By law of trespass, we are excluded from 92 per cent of the land and 97 per cent of its waterways, blocked by walls whose legitimacy is rarely questioned. But behind them lies a story of enclosure, exploitation and dispossession of public rights whose effects last to this day. The Book of Trespass takes us on a journey over the walls of England, into the thousands of square miles of rivers, woodland, lakes and meadows that are blocked from public access.

By trespassing the land of the media magnates, Lords, politicians and private corporations that own England, Nick Hayes argues that … More

OTD, August 1845, UK Parliament passed an enclosure act, taking away common land, & appointing enclosure commissioners who could enclose more land without submitting a request to Parliament. From the 17th to 20th centuries, the British government passed over 5,000 enclosure acts, enclosing 6.8 million acres of common land, which the public previously had rights to use. Often military force was used to crush anyone who resisted. The enclosures were a vital part of the development of capitalism, as they created a whole class of landless people who had no way of surviving other than selling their labour power – the working class.

“The law locks up the man or woman Who steals the goose off the common But leaves the greater villain … More

OTD in 1381, The Peasant’s Revolt began in Blackheath. The revolt had various causes, including the socio-economic and political tensions generated by the Black Death pandemic in the 1340s, the high taxes resulting from the conflict with France during the Hundred Years’ War, and instability within the local leadership of London.

In this majestic tour de force, celebrated historian Peter Linebaugh takes aim at the thieves of land, the polluters of … More

OTD in 1217, The Charter of the Forest is sealed at St Paul’s Cathedral. This Charter is a charter that re-established for free men rights of access to the royal forest that had been eroded by William the Conqueror & his heirs. “Forest” to the Normans meant an enclosed area where the monarch (or sometimes another aristocrat) had exclusive rights to animals of the chase & the greenery on which they fed. It did not consist only of trees, but included large areas of heathland, grassland & wetlands, productive of food, grazing & other resources. Lands became more & more restricted as King Richard & King John designated greater & greater areas as royal forest. At its widest extent, royal forest covered about one-third of the land of southern England. Thus it became an increasing hardship on the common people to try to farm, forage, & otherwise use the land they lived on.

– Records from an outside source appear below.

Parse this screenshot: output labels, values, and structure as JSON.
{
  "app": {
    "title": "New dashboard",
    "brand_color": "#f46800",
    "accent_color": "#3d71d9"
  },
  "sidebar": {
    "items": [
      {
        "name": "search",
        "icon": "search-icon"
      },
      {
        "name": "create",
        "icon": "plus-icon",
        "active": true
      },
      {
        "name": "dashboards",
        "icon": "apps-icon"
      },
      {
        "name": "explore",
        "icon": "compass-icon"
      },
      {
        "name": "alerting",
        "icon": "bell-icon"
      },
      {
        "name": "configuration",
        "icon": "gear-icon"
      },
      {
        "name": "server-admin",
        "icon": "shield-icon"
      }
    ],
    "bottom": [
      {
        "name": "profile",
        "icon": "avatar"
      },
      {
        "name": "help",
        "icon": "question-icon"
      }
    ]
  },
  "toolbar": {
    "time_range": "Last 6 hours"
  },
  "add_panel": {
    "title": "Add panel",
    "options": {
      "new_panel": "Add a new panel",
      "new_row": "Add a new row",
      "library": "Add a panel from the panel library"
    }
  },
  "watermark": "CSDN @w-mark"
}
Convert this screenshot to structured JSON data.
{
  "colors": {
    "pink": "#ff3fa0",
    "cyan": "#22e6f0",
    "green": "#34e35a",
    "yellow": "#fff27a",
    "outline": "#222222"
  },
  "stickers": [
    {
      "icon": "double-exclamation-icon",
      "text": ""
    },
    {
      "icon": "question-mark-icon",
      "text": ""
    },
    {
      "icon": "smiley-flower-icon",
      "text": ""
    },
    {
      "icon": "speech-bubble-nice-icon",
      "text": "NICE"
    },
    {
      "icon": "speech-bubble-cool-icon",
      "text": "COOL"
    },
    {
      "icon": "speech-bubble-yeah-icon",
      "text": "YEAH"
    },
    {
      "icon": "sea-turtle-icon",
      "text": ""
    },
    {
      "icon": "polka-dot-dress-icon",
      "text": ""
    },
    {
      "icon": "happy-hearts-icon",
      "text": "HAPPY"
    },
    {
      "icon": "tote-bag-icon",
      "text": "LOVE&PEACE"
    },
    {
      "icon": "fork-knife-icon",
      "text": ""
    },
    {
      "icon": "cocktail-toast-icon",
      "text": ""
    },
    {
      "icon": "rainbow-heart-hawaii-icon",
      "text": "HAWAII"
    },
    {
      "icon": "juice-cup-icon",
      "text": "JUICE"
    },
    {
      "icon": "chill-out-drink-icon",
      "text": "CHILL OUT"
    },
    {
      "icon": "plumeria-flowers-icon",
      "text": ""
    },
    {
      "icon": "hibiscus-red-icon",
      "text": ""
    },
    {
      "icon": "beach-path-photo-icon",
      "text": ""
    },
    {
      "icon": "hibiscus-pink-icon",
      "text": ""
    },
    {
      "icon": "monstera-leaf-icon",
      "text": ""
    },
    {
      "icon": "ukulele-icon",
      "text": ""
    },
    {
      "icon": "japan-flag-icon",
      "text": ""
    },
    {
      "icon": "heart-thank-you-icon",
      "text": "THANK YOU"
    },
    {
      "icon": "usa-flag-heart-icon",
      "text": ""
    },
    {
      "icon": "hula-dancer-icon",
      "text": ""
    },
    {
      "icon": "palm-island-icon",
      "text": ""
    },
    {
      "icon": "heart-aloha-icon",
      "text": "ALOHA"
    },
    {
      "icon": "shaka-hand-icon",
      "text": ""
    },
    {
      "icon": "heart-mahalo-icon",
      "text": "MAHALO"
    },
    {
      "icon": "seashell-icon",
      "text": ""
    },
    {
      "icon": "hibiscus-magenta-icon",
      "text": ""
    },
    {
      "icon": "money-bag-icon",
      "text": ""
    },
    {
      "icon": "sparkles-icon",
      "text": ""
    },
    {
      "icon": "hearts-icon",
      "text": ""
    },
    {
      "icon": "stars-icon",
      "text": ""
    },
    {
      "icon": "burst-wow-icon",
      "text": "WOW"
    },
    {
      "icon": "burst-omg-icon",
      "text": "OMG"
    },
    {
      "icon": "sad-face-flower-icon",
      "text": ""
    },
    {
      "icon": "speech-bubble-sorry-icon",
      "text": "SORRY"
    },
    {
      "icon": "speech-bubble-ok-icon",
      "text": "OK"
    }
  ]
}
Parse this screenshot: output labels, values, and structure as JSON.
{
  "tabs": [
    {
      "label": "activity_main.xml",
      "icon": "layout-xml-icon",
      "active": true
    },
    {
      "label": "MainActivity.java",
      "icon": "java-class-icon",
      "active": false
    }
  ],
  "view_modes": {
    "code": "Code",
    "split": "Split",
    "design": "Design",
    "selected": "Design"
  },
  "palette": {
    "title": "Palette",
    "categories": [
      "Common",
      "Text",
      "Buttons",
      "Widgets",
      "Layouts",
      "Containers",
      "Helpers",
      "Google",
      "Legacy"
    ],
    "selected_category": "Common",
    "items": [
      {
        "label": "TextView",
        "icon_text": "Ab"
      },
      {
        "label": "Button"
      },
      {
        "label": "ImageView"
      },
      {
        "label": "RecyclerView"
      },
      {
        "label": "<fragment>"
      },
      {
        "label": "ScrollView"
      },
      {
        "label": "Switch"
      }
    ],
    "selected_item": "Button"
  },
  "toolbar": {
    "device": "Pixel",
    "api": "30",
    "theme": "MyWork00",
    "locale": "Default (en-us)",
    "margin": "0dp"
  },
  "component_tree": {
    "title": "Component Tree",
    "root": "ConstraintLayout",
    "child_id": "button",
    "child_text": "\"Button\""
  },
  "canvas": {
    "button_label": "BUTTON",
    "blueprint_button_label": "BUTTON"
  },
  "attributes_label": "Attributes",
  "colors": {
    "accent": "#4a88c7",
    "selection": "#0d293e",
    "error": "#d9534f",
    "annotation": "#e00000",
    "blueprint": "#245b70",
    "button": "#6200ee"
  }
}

Guy Standing leads us through a new appraisal of the commons, stemming from the medieval concept of common land reserved … More

We are losing the commons. Austerity and neoliberal policies have depleted our shared wealth; our national utilities have been sold off to foreign conglomerates, social housing is almost non-existent, our parks are cordoned off for private events and our national art galleries are sponsored by banks and oil companies. This plunder deprives us all of our common rights, recognized as far back as the Magna Carta and the Charter of the Forest of 1217, to share fairly and equitably in our public wealth.

Guy Standing leads us through a new appraisal of the commons, stemming from the medieval concept of common land reserved … More

Book launch of ‘Plunder of the Commons’ with Guy Standing at The Printworks. Thursday 12th September. £2 OTD. We are losing the commons. Austerity and neoliberal policies have depleted our shared wealth; our national utilities have been sold off to foreign conglomerates, social housing is almost non-existent, our parks are cordoned off for private events and our national art galleries are sponsored by banks and oil companies. This plunder deprives us all of our common rights, recognized as far back as the Magna Carta and the Charter of the Forest of 1217, to share fairly and equitably in our public wealth.

Guy Standing leads us through a new appraisal of the commons, stemming from the medieval concept of common land reserved … More